Those words resonate with Alexander Kopelman, co-founder and head of the Children’s Arts Guild in New York. The after-school, nonprofit program seeks to help boys develop emotional skills by way of art.“We feel gender socialization is very detrimental to boys,” he says, noting the gender gap. Boys and men, he says, are often taught to swallow their feelings. Consider the classic, boys don’t cry. “What we’re learning is to cut away a very essential part of ourselves, and to view it as the other, and as something that’s weak and undesirable,” he says. “As we get older, we sort ourselves into what boys and girls do and don’t do.”
That can impact interest in books—and ultimately academic performance. Or it can impact love of art—and creative expression. Many boys, Kopelman says, will not pursue art because it’s viewed as something girls do. At the guild, the goal is to break down those stereotypes. Boys aged pre-K through fifth grade are exposed to male role models and creative projects. They might have a contest to see which team can build the tallest structure, or they might cook together or draw with pastels.
The fundamental question, he says, should not be focused on whether schools are failing boys. That only stirs hard feelings and controversy, he says. Others posit that it was exactly this type of focus (i.e., “are schools failing girls?”) that resulted in the impressive gains made by girls over the past several years and should be used as a model for boys. Conservative author Kate O’Beirne contends the past two decades have seen many classrooms turn into reeducation camps for young boys.
Kopelman asks what is the practical value of an education and how should that education look. “What,” he says, “are we preparing students for?” The answer when it comes to boys may well demand schools of the future that look quite different from current, traditional models.

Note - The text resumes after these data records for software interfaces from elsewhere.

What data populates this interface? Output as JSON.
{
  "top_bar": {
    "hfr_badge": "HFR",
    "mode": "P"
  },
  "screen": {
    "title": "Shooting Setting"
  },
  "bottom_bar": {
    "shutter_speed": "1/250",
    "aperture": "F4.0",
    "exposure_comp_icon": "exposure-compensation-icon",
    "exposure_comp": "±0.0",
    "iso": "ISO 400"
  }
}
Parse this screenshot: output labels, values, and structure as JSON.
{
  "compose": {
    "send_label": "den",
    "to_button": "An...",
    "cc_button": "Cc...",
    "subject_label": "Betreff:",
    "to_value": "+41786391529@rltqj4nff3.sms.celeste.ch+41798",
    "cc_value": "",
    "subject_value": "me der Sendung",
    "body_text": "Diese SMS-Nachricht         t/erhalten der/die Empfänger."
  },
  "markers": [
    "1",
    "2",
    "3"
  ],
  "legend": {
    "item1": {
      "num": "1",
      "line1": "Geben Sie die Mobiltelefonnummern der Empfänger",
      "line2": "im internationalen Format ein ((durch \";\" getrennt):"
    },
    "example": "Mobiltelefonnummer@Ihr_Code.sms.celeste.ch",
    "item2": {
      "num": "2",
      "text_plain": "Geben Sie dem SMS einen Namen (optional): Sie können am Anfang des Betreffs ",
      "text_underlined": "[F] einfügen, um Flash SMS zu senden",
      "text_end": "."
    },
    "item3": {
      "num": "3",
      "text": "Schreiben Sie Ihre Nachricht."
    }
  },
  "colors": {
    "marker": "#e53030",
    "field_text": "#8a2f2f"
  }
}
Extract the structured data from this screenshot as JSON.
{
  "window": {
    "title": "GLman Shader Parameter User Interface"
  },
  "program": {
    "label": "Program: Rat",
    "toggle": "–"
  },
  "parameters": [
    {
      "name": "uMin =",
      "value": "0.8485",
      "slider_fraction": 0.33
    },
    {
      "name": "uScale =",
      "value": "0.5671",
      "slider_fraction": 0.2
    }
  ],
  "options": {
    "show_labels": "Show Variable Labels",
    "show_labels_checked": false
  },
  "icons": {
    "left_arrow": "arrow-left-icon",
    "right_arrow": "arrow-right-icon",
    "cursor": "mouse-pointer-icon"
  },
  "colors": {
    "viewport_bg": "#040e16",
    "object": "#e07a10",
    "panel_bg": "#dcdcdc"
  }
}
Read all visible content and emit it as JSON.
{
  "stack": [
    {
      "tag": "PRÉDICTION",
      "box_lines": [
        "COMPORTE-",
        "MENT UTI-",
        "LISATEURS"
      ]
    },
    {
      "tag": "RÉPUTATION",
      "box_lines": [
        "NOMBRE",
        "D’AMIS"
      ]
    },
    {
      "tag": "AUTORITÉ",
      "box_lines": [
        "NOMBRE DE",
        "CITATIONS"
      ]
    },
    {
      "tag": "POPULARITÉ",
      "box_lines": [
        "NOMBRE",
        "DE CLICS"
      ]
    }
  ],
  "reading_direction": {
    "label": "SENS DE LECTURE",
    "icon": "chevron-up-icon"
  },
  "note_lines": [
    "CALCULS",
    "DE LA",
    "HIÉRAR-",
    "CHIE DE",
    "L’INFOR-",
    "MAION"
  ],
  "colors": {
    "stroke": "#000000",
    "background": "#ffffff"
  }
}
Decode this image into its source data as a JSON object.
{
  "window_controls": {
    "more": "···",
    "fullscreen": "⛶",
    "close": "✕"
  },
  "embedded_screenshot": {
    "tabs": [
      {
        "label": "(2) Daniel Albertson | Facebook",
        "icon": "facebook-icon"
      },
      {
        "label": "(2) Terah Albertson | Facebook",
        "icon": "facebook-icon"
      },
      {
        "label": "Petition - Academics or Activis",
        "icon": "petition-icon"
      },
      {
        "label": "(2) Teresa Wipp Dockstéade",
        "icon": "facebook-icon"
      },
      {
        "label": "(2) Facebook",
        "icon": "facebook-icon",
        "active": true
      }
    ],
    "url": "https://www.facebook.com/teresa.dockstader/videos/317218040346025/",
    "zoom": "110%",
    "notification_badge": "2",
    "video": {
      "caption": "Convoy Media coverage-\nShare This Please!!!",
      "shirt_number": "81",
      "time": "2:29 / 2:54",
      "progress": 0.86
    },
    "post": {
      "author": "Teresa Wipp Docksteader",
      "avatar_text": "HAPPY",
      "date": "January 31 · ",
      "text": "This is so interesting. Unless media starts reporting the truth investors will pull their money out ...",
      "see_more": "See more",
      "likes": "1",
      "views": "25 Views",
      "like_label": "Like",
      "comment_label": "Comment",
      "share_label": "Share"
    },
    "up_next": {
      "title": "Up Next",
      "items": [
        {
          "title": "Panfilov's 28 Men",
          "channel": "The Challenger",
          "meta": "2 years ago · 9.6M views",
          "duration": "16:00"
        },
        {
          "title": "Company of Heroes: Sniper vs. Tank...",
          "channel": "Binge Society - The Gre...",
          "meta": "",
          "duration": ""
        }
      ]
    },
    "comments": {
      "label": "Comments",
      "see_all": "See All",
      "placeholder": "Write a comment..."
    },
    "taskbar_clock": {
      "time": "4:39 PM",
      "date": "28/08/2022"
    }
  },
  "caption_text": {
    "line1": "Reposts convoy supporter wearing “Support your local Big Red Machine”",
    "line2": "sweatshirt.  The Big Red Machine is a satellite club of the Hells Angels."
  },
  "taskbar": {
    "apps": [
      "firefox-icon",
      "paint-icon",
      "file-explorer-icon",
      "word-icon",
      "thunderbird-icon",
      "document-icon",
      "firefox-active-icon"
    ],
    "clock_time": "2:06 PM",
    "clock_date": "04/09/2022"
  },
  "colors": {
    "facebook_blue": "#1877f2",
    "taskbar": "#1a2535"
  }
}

As Cox says: “We are a diverse species, and we have a range of differences. We ought to have schools, which are so important, that accommodate some of those differences.”